St. Michael’s Hospital installs one of Toronto’s few pedestrian bridges
The steel frame for one of Toronto’s rare enclosed pedestrian bridges was recently hoisted into place in downtown Toronto, connecting St. Michael’s main hospital building with its new Li Ka Shing Knowledge Institute.
Toronto, October 23, 2010
The bridge will be both a physical and symbolic link between the research and education work taking place in the new building on the north side of Shuter Street and the patient care on the south side.
“The Li Ka Shing Knowledge Institute was designed specifically to bring together researchers, educators and clinicians in one facility to encourage the rapid transfer of research findings from the laboratory bench to the patient’s bedside,” said Dr. Bob Howard, St. Michael’s CEO. “The bridge will be a constant reminder to researchers and health care workers that we have to open up those pathways to discovery, knowledge and healing.”
The bridge’s tubular steel frame, which is about 18 metres long and 4 metres in diameter, was manufactured and assembled by Gartner Steel and Glass in Germany, shipped across the Atlantic to New York and then trucked to Toronto.
After being hoisted into place on Saturday, October 23, workers will spend about six weeks installing 65 curved glass panels specially designed to be suspended over the street. Each panel consists of three layers -- a single 10-mm thick pane of clear tempered glass and two 8-mm panes covered with a solar film to provide shading. Each pane of glass is a curved parallelogram (as opposed to a curved rectangle) so that the joints in the glass follow the white steel structure behind them.
Both the bridge and the Li Ka Shing Knowledge Institute were designed by acclaimed Toronto architect Jack Diamond, principal with Diamond+Schmitt Architects.
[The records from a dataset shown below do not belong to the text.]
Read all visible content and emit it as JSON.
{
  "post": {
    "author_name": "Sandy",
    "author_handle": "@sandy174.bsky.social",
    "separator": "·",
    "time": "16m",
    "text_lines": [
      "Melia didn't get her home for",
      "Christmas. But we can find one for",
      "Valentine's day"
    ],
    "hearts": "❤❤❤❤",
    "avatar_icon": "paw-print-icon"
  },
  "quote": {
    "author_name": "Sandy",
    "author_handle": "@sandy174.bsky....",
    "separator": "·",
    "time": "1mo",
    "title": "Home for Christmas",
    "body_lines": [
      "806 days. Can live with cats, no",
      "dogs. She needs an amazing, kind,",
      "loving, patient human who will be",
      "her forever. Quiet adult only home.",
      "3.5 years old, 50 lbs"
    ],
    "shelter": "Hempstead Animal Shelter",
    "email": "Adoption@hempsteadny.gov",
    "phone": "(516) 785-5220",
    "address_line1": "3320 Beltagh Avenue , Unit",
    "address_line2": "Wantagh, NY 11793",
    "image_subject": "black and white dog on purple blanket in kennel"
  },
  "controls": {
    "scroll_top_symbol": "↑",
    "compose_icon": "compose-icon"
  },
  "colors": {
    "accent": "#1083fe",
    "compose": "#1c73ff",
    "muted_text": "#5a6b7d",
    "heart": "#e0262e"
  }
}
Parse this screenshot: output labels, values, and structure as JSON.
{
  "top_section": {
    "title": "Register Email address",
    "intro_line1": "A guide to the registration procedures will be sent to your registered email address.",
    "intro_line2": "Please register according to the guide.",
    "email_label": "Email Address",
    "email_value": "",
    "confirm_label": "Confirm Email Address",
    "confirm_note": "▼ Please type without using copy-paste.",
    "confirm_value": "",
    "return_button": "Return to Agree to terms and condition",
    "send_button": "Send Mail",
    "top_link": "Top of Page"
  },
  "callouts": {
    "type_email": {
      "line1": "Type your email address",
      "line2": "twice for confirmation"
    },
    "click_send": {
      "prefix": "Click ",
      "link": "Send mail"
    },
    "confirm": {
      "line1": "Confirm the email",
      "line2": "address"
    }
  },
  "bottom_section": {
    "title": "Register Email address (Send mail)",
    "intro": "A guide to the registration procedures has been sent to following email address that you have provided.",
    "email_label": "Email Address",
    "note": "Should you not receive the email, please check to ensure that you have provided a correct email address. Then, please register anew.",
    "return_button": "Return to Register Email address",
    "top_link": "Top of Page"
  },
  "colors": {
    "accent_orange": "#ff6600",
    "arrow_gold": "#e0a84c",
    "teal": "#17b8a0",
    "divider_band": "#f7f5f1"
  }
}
The firm’s work includes the Four Seasons Centre for the Performing Arts, the new home of the Canadian Opera Company; the new Mariinsky Theatre in St. Petersburg, Russia; as well as the Israeli Foreign Ministry in Jerusalem and the Bahen Centre for Information Technology at the University of Toronto.
The Li Ka Shing Knowledge Institute will be comprised of two buildings that are physically integrated but have distinct programs: the Keenan Research Centre and the Li Ka Shing International Centre for Healthcare Education.
The bridge will be one of only a handful of enclosed pedestrian bridges crossing streets in Toronto, where city officials usually deny permission for them. (Others are at Ryerson University over Jarvis Street, between the Eaton Centre and The Bay over Queen Street, between St. Lawrence Market and a Jarvis Street parking lot, at the Hospital for Sick Children over Elizabeth Street, and between the east and west campuses of Branksome Hall school for girls over Mount Pleasant Road.)